Review of Concert

State House.jpg

“fresh, unexpected”


“…evocative and her voice was pure and unadorned”

“…a magical moment of silence between the last note dying out and the thundering applause of the crowd. "

by Leah Andelsmith
March 25th, 2019

New Haven, CT
Concert Preview

…..First they were college students who just wanted to try something out. Then they were twenty somethings in their first jobs, scattered around the country with a dream of reuniting. Then players in the park, so convincing in their roles the neighborhood kids thought they lived there all year round.

Ten years in, that’s the evolving story for A Broken Umbrella Theatre, the New Haven-based company that devises, produces, and performs original plays inspired by New Haven history. Thursday, the group will celebrate its first decade in existence with a concert and birthday party at The State House, featuring musician and founding member Chrissy Gardner

New Haven, CT
Preview of Middletown (acting role)

“…it’s a joy to have her on stage; (Gardner) is one of the most natural actresses I have ever worked with.”

Chicago, IL
Review of album, Alabaster Room

Chrissy Gardner possesses the independent music scene triple threat – singer/songwriter/instrumentalist. This Chi-town native’s debut album Alabaster Room showcases her immense talent in each of these distinguished qualities. Gardner’s lyrics and arrangements are intelligent and she surrounds herself with distinguished musicians that add texture to her well-produced debut. The most colorful guest artist on Alabaster Room is pianist Professor John who adds his whimsical playing to the title track. Gardner’s voice is breathy as she croons the quirky jazz-like melody like a tipsy Norah Jones as Professor John duets with the dirty muted growling trombone and then adds his own flair on mouth trumpet. The next song the two join forces on is “Whiskey Wednesday” that has Professor John dancing up and down the keys and Gardner exhibiting a much stronger vocal projection as she pushes her chest voice to a cute hiccup then purrs into the ending vocal flourish in the coda. “Church Stones” features a cello that adds long pedal tones under Gardner’s playing and singing.

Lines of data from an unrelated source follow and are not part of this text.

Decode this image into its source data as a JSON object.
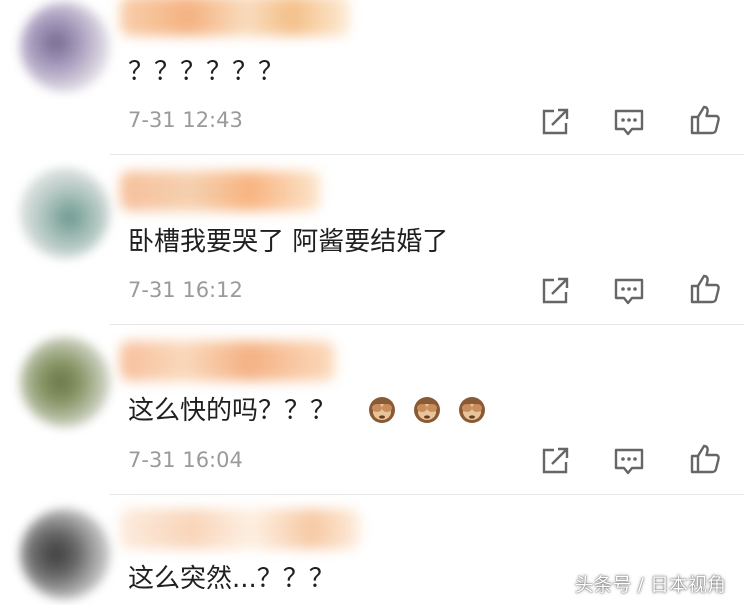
{
  "comments": [
    {
      "text": "？？？？？？",
      "time": "7-31 12:43"
    },
    {
      "text": "卧槽我要哭了 阿酱要结婚了",
      "time": "7-31 16:12"
    },
    {
      "text": "这么快的吗？？？",
      "time": "7-31 16:04"
    },
    {
      "text": "这么突然...？？？",
      "time": ""
    }
  ],
  "icons": {
    "share": "share-icon",
    "comment": "comment-icon",
    "like": "thumbs-up-icon",
    "emoji": "see-no-evil-monkey-emoji"
  },
  "watermark": "头条号 / 日本视角",
  "colors": {
    "text": "#1f1f1f",
    "time": "#9a9a9a",
    "icon": "#666666",
    "divider": "#e6e6e6"
  }
}
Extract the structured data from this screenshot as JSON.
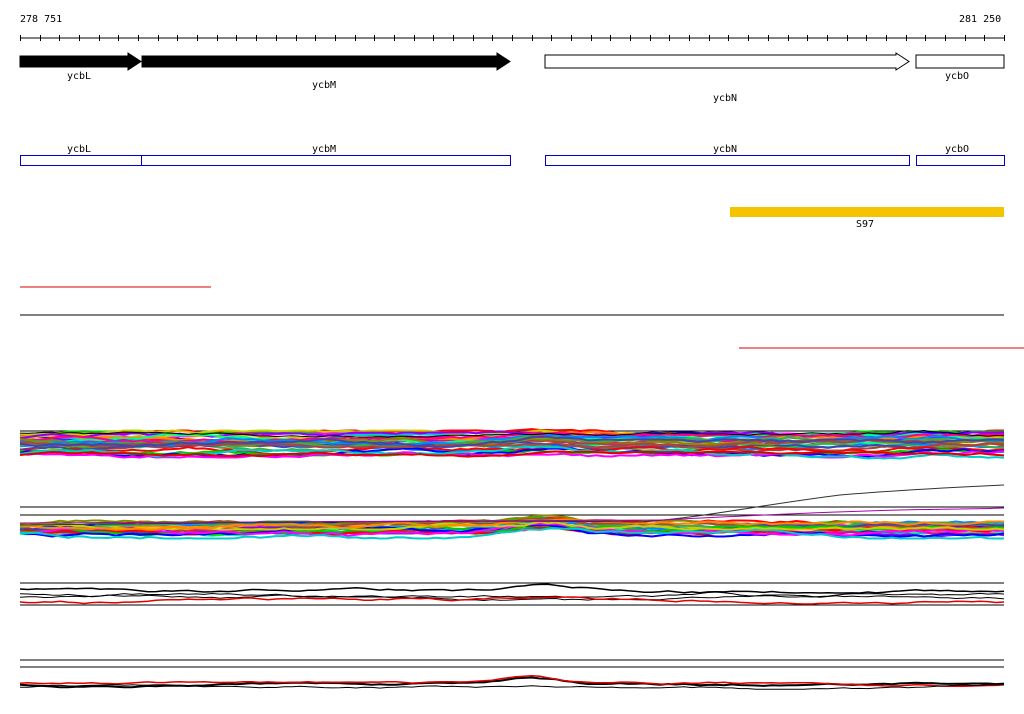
{
  "coordinates": {
    "start": "278 751",
    "end": "281 250"
  },
  "genes": [
    {
      "name": "ycbL",
      "strand": "forward",
      "fill": "#000000"
    },
    {
      "name": "ycbM",
      "strand": "forward",
      "fill": "#000000"
    },
    {
      "name": "ycbN",
      "strand": "forward",
      "fill": "#ffffff"
    },
    {
      "name": "ycbO",
      "strand": "forward",
      "fill": "#ffffff"
    }
  ],
  "cds_track": {
    "color": "#0000cc",
    "labels": [
      "ycbL",
      "ycbM",
      "ycbN",
      "ycbO"
    ]
  },
  "feature": {
    "label": "S97",
    "color": "#f5c400"
  },
  "colors": {
    "red_line": "#e00000",
    "baseline": "#000000"
  }
}
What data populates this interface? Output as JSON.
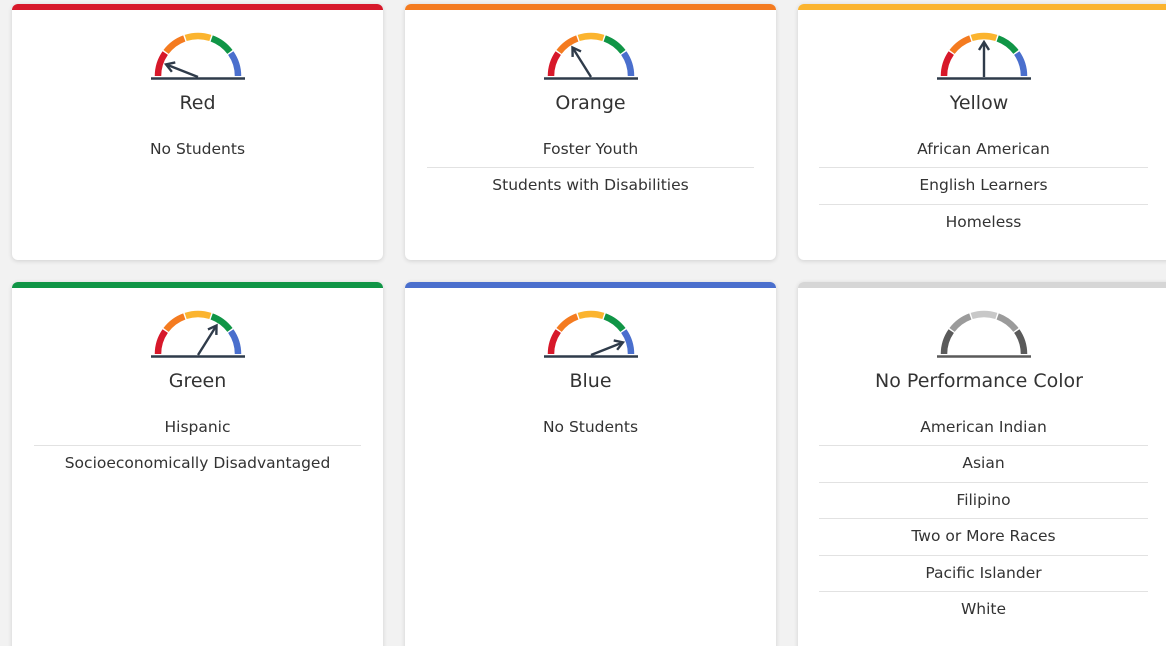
{
  "palette": {
    "red": "#d7182a",
    "orange": "#f47b20",
    "yellow": "#fbb42f",
    "green": "#109546",
    "blue": "#4a6fcd",
    "gray": "#d6d6d6",
    "needle": "#2f3b4a",
    "base": "#555555"
  },
  "cards": [
    {
      "title": "Red",
      "color": "#d7182a",
      "gauge_icon": "gauge-needle-red-icon",
      "gauge_level": "red",
      "groups": [
        "No Students"
      ]
    },
    {
      "title": "Orange",
      "color": "#f47b20",
      "gauge_icon": "gauge-needle-orange-icon",
      "gauge_level": "orange",
      "groups": [
        "Foster Youth",
        "Students with Disabilities"
      ]
    },
    {
      "title": "Yellow",
      "color": "#fbb42f",
      "gauge_icon": "gauge-needle-yellow-icon",
      "gauge_level": "yellow",
      "groups": [
        "African American",
        "English Learners",
        "Homeless"
      ]
    },
    {
      "title": "Green",
      "color": "#109546",
      "gauge_icon": "gauge-needle-green-icon",
      "gauge_level": "green",
      "groups": [
        "Hispanic",
        "Socioeconomically Disadvantaged"
      ]
    },
    {
      "title": "Blue",
      "color": "#4a6fcd",
      "gauge_icon": "gauge-needle-blue-icon",
      "gauge_level": "blue",
      "groups": [
        "No Students"
      ]
    },
    {
      "title": "No Performance Color",
      "color": "#d6d6d6",
      "gauge_icon": "gauge-gray-icon",
      "gauge_level": "none",
      "groups": [
        "American Indian",
        "Asian",
        "Filipino",
        "Two or More Races",
        "Pacific Islander",
        "White"
      ]
    }
  ]
}
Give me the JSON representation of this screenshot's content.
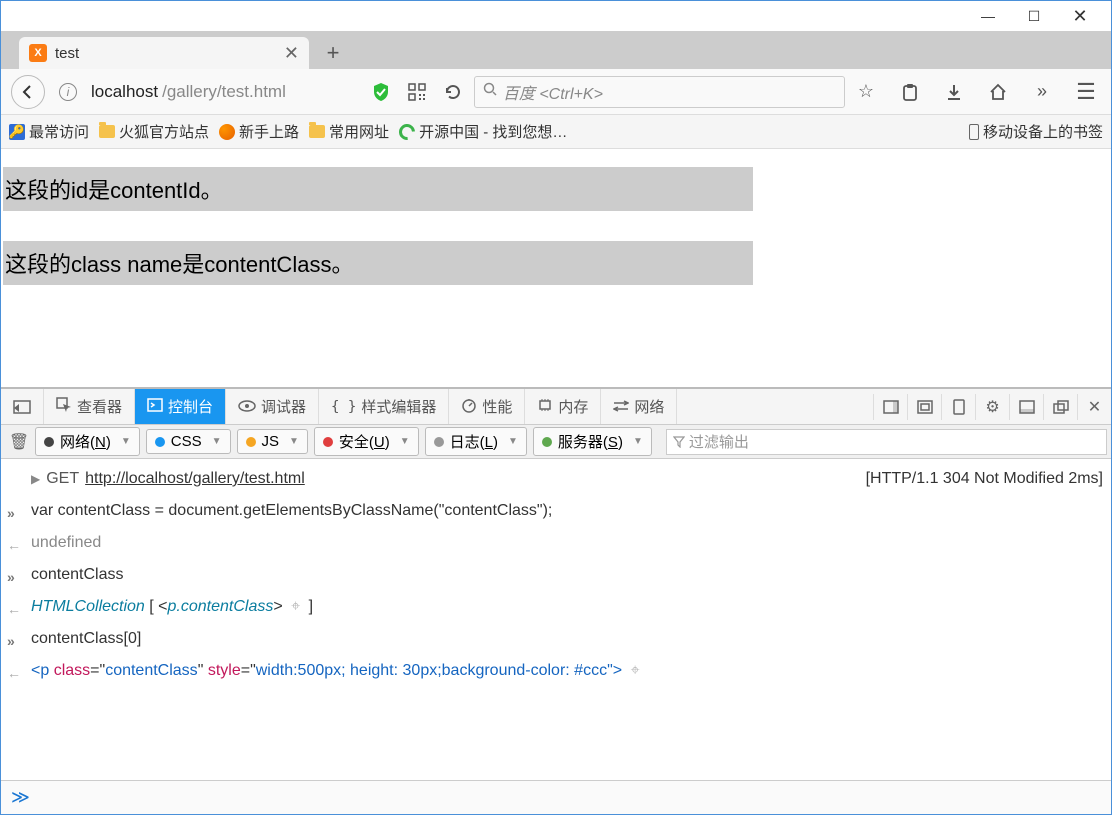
{
  "window": {
    "minimize": "—",
    "maximize": "☐",
    "close": "✕"
  },
  "tab": {
    "favicon_label": "X",
    "title": "test",
    "close": "✕",
    "newtab": "+"
  },
  "addressbar": {
    "info": "i",
    "url_host": "localhost",
    "url_path": "/gallery/test.html",
    "search_placeholder": "百度 <Ctrl+K>"
  },
  "bookmarks": {
    "most_visited": "最常访问",
    "firefox_official": "火狐官方站点",
    "getting_started": "新手上路",
    "common_urls": "常用网址",
    "oschina": "开源中国 - 找到您想…",
    "mobile": "移动设备上的书签"
  },
  "page": {
    "p1": "这段的id是contentId。",
    "p2": "这段的class name是contentClass。"
  },
  "devtools": {
    "tabs": {
      "inspector": "查看器",
      "console": "控制台",
      "debugger": "调试器",
      "style": "样式编辑器",
      "performance": "性能",
      "memory": "内存",
      "network": "网络"
    },
    "filters": {
      "net": "网络(N)",
      "css": "CSS",
      "js": "JS",
      "security": "安全(U)",
      "log": "日志(L)",
      "server": "服务器(S)",
      "filter_placeholder": "过滤输出"
    },
    "console": {
      "net_method": "GET",
      "net_url": "http://localhost/gallery/test.html",
      "net_status": "[HTTP/1.1 304 Not Modified 2ms]",
      "line1": "var contentClass = document.getElementsByClassName(\"contentClass\");",
      "line2": "undefined",
      "line3": "contentClass",
      "line4_prefix": "HTMLCollection",
      "line4_open": " [ <",
      "line4_tag": "p.contentClass",
      "line4_close": "> ",
      "line4_end": " ]",
      "line5": "contentClass[0]",
      "line6_open": "<",
      "line6_tag": "p",
      "line6_sp": " ",
      "line6_classattr": "class",
      "line6_eq": "=\"",
      "line6_classval": "contentClass",
      "line6_q": "\" ",
      "line6_styleattr": "style",
      "line6_eq2": "=\"",
      "line6_styleval": "width:500px; height: 30px;background-color: #ccc",
      "line6_close": "\">"
    },
    "prompt": "≫"
  }
}
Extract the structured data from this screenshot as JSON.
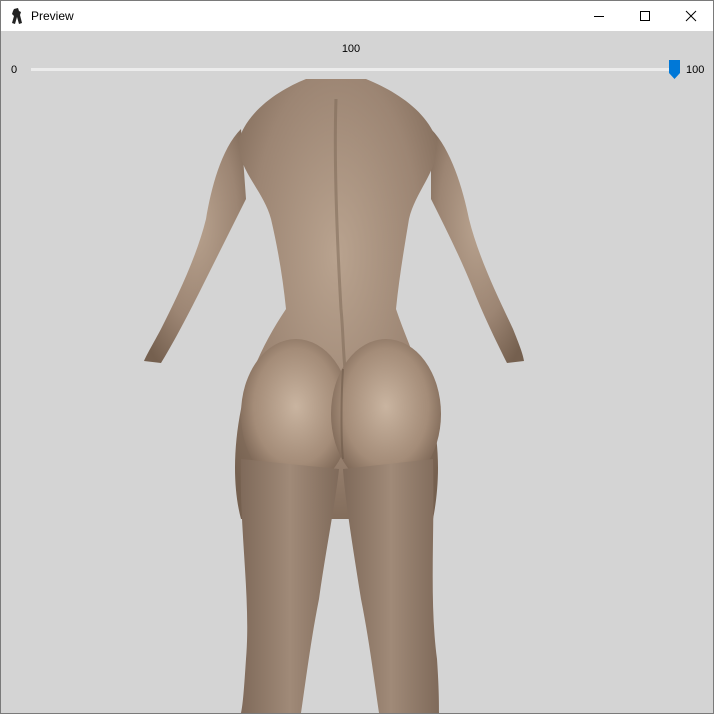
{
  "window": {
    "title": "Preview",
    "icon": "figure-silhouette-icon",
    "controls": [
      "minimize-icon",
      "maximize-icon",
      "close-icon"
    ]
  },
  "slider": {
    "value": 100,
    "value_label": "100",
    "min_label": "0",
    "max_label": "100",
    "min": 0,
    "max": 100,
    "accent_color": "#0078d7"
  },
  "viewport": {
    "background_color": "#d4d4d4",
    "content": "3d-body-model-back-view"
  }
}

The bass instrument helps build the crescendo into the bridge where Gardner sustains a dramatic long clear vocal line. Gardner has a lovely voice and exquisite tonality no matter what style she is singing. She can delicately accompany herself on piano in “Mother Come Quickly” and confidently sing over a grooving backbeat in “Come Closer.” All ten original songs on Alabaster Room are a pleasure to listen to and hopefully the future has much in store for the talented Chrissy Gardner. --- Kelly O’Neill,

Cabaret Scenes, Chicago IL

Chrissy Gardner brings versatile and excellent musicality as singer, pianist, and guitarist to her solo show, which has a format more rock concert-like than traditional cabaret. Gardner has a strong voice with an expansive range and lets it travel smoothly from top to bottom. She moves like a rock star, often reminiscent of Tina Turner. This buff young woman looked beyond attractive in the stilettos and the black mini dress with the shimmy tabs. In a show mainly of original compositions, musical numbers reflect rock, jazz, folk, Dixieland, and more. While most of her songs are in quick rock/jazz tempi, her lyrics are reflective. “Where She Goes” is a particularly good journey about desire and pain that comes with an attraction to someone the admirer can’t have. “Citrine,” written about Gardner’s daughter, incorporates images from nature to explain the intense connection between mother and child. Guest Clara Reaves, becoming a better focused artist with each appearance, added clean harmonics to several of Gardner’s numbers. Accompanist and opening guest, Professor John, brought his unique jazz/blues sensibilities to the funny “Just an Average Guy” who is “overworked, underpaid, and overlaid.” He also joined excellent sidemen on guitar and trombone offering a musically rich experience.

Carla Gordon
August 1, 2009